• _WHAT YOU WILL DO_
The required output is the whole listing below, unchanged.
+++
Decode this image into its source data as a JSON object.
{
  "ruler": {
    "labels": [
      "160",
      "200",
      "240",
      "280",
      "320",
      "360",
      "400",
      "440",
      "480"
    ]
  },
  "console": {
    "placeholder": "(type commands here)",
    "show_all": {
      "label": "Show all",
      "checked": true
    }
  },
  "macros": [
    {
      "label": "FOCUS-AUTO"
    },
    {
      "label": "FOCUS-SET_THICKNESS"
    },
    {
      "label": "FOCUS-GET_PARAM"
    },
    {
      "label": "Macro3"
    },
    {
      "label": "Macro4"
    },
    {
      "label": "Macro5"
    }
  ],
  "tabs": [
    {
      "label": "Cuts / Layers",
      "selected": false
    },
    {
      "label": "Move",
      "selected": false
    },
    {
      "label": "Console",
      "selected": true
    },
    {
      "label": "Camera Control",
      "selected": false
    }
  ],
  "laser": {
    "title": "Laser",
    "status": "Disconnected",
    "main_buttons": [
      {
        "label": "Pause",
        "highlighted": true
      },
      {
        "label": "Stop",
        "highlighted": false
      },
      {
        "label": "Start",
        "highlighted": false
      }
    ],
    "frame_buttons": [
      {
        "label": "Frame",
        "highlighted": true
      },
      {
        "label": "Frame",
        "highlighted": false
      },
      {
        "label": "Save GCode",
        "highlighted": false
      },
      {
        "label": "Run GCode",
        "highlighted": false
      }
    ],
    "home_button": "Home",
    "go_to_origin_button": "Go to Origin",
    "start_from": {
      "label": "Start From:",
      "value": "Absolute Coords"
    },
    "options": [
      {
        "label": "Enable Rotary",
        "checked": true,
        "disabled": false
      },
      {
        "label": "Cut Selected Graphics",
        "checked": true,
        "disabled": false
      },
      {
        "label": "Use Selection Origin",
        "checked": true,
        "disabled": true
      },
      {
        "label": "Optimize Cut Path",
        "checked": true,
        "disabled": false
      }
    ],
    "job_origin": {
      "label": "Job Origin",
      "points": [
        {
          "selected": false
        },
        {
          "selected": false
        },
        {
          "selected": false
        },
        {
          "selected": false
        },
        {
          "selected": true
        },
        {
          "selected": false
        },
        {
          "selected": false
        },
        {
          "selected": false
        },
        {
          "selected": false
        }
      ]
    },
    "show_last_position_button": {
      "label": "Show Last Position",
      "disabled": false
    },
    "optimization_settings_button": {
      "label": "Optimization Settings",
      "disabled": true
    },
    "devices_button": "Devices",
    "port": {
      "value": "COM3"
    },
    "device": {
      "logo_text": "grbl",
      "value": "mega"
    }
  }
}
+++
• _ANSWER BOX_
Decode this image into its source data as a JSON object.
{
  "ruler": {
    "labels": [
      "160",
      "200",
      "240",
      "280",
      "320",
      "360",
      "400",
      "440",
      "480"
    ]
  },
  "console": {
    "placeholder": "(type commands here)",
    "show_all": {
      "label": "Show all",
      "checked": true
    }
  },
  "macros": [
    {
      "label": "FOCUS-AUTO"
    },
    {
      "label": "FOCUS-SET_THICKNESS"
    },
    {
      "label": "FOCUS-GET_PARAM"
    },
    {
      "label": "Macro3"
    },
    {
      "label": "Macro4"
    },
    {
      "label": "Macro5"
    }
  ],
  "tabs": [
    {
      "label": "Cuts / Layers",
      "selected": false
    },
    {
      "label": "Move",
      "selected": false
    },
    {
      "label": "Console",
      "selected": true
    },
    {
      "label": "Camera Control",
      "selected": false
    }
  ],
  "laser": {
    "title": "Laser",
    "status": "Disconnected",
    "main_buttons": [
      {
        "label": "Pause",
        "highlighted": true
      },
      {
        "label": "Stop",
        "highlighted": false
      },
      {
        "label": "Start",
        "highlighted": false
      }
    ],
    "frame_buttons": [
      {
        "label": "Frame",
        "highlighted": true
      },
      {
        "label": "Frame",
        "highlighted": false
      },
      {
        "label": "Save GCode",
        "highlighted": false
      },
      {
        "label": "Run GCode",
        "highlighted": false
      }
    ],
    "home_button": "Home",
    "go_to_origin_button": "Go to Origin",
    "start_from": {
      "label": "Start From:",
      "value": "Absolute Coords"
    },
    "options": [
      {
        "label": "Enable Rotary",
        "checked": true,
        "disabled": false
      },
      {
        "label": "Cut Selected Graphics",
        "checked": true,
        "disabled": false
      },
      {
        "label": "Use Selection Origin",
        "checked": true,
        "disabled": true
      },
      {
        "label": "Optimize Cut Path",
        "checked": true,
        "disabled": false
      }
    ],
    "job_origin": {
      "label": "Job Origin",
      "points": [
        {
          "selected": false
        },
        {
          "selected": false
        },
        {
          "selected": false
        },
        {
          "selected": false
        },
        {
          "selected": true
        },
        {
          "selected": false
        },
        {
          "selected": false
        },
        {
          "selected": false
        },
        {
          "selected": false
        }
      ]
    },
    "show_last_position_button": {
      "label": "Show Last Position",
      "disabled": false
    },
    "optimization_settings_button": {
      "label": "Optimization Settings",
      "disabled": true
    },
    "devices_button": "Devices",
    "port": {
      "value": "COM3"
    },
    "device": {
      "logo_text": "grbl",
      "value": "mega"
    }
  }
}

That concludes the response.